Tips to helping you on the journey when your parent is diagnosed with cancer. Things to do and research to make during this difficult time.
When your Parent Is Diagnosed with Cancer
There is no way to be prepared for a cancer diagnosis, and learning your parent has this crippling disease is indescribably heart-wrenching. Feelings of fear and anxiety are normal, and although it will take you time to adjust to this shocking news, there are ways that you can help yourself, your loved ones, and most importantly, your parent, through this difficult time.
Do Your Research

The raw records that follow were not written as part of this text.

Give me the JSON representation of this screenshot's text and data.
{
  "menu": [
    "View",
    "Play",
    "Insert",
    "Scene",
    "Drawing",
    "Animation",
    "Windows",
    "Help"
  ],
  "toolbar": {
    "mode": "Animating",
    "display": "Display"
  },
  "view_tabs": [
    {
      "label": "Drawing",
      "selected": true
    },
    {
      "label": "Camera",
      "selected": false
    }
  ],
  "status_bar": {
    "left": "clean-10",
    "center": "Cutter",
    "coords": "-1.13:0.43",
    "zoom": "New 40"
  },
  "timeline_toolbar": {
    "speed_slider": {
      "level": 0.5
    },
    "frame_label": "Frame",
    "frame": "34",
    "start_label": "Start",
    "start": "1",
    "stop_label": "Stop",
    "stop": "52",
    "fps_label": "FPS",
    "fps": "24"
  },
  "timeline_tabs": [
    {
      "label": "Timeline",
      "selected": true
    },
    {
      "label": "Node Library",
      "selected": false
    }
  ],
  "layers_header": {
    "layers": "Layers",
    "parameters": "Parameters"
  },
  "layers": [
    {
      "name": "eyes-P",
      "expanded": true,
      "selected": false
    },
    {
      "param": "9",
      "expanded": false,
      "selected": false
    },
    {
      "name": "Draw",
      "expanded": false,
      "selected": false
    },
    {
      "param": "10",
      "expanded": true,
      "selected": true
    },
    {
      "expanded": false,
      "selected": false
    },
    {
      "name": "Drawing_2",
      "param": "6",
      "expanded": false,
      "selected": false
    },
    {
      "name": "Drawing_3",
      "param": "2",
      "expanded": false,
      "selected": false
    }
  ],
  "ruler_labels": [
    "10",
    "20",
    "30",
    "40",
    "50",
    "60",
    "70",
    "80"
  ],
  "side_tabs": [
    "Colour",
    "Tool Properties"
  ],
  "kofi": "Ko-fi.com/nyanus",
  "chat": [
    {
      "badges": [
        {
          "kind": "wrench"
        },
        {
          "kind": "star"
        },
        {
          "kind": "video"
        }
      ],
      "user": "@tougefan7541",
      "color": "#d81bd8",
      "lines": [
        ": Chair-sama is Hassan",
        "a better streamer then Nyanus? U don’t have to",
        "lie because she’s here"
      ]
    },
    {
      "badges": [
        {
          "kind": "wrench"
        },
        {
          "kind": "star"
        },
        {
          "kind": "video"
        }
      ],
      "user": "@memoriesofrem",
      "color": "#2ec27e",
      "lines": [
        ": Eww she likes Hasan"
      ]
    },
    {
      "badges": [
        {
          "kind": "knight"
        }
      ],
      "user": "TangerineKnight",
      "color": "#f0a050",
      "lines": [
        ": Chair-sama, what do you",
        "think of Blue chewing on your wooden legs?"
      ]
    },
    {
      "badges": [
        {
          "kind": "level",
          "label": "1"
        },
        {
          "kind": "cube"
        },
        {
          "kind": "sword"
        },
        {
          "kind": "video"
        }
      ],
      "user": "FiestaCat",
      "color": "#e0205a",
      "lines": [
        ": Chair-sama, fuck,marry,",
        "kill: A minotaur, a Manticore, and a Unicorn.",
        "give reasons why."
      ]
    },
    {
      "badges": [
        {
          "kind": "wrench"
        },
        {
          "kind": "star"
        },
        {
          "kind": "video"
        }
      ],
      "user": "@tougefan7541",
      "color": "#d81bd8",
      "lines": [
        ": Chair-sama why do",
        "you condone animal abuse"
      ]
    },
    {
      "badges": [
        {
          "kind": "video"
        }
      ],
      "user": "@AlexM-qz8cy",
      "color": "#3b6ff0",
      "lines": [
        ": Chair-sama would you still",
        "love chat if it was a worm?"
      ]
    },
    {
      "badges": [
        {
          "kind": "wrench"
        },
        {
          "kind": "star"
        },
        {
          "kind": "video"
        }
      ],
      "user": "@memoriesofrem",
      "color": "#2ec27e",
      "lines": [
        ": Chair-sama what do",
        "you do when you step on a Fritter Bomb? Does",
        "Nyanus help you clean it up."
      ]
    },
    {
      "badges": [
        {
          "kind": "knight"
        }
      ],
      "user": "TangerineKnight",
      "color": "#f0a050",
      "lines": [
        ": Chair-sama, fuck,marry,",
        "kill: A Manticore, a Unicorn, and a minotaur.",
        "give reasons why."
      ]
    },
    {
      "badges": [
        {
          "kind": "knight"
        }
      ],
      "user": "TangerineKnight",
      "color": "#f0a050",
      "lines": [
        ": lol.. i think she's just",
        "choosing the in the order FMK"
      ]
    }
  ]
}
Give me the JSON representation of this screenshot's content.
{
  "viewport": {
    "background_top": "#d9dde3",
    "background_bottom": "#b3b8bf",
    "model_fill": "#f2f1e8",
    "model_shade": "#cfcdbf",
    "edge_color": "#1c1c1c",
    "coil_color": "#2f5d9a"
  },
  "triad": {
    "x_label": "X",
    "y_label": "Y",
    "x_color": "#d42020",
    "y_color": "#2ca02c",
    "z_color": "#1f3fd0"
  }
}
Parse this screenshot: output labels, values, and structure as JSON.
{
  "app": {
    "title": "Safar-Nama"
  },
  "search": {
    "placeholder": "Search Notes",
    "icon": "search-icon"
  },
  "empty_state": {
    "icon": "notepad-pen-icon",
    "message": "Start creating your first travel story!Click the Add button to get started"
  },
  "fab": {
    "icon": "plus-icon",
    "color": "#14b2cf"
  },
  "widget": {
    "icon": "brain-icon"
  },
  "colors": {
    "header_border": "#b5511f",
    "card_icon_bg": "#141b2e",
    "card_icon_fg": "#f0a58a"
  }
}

You’re going to want to be involved every step of the way to offer the support you can, and there’s no better way to do so than becoming educated on your parent’s cancer type, treatment options, and the side effects that may accompany said treatment. Don’t rely on just one source of information; read all of the research you can, get involved in online cancer message boards like CancerCompass.com with other individuals who have gone or are going through the same thing and can provide invaluable advice, talk to his or her doctors. You can find a bevy of supportive communities that will provide you with both comfort and education. Remaining informed will help you talk to his or her doctors and remain abreast of the situation throughout treatment.
Practice Open Communication
Fear and anger about the situation can make open communication difficult, but it’s important to utilize your time to talk. This can help you understand their needs, and vice versa, then set expectations for treatment and the process. Your parent likely is dealing with a host of emotions themselves, and you can act as a shoulder to lean on when times get tougher. Ask how they’re doing; it might seem obvious, but just this simple question can help you understand how they’re feeling and what you can do to make them more comfortable. Open communication doesn’t mean always focusing on the illness itself. Cherish the time you have with your parent, and ask questions about their life. Record special stories, listen to their favorite memories, and use your time with them wisely.
Financing the Treatment
If your parent doesn’t have great medical coverage, you may find yourself scrambling to come up with ways to make payments for expensive treatments. Be sure to ask your parent about any insurance plans they may have. Whether it be life insurance or health insurance through their current or previous employer, you may find valuable financing options. If your parent is older, they may have a senior life insurance policy that covers medical bills or other expenses related to end of life care. If your search for coverage comes up with nothing, you may need to consider crowdfunding. Websites like CrowdRise allow you to create memorial campaigns that you can share on Facebook with family and friends. People can then donate anonymously or not; in tough times, your loved ones are your best source of support, whether that be financially or otherwise.
Take Care of Yourself
You’ll likely want to invest all of your energy into caring for your parent, but it’s important that you take care of yourself as well. Being constantly surrounded by stress can have adverse effects on your health and psyche, and it’s important to remember that you won’t be able to provide the support and comfort he or she needs if you’re sick yourself. Keep up with an active exercise routine; regular exercise promotes endorphins and helps lower stress levels. Talk to your spouse, friends, or other loved ones when you just need to vent or have a good cry. This is a hard time for you as well, so it’s important to create your own support system when the going gets tough.
Plan for the Tough Stuff
We don’t like to think about it, but there is something to be said about getting prepared and making provisions in case the worst happens and the cancer isn’t ultimately treatable. Although it can be painful and difficult to bring up these conversations, they are necessary. This way, you can make sure your parent’s wishes are followed, and you can make plans to handle the costly funeral expenses. Planning ahead can make things easier on both you and your parent, and though the conversation may be tough, you’ll be glad you did it.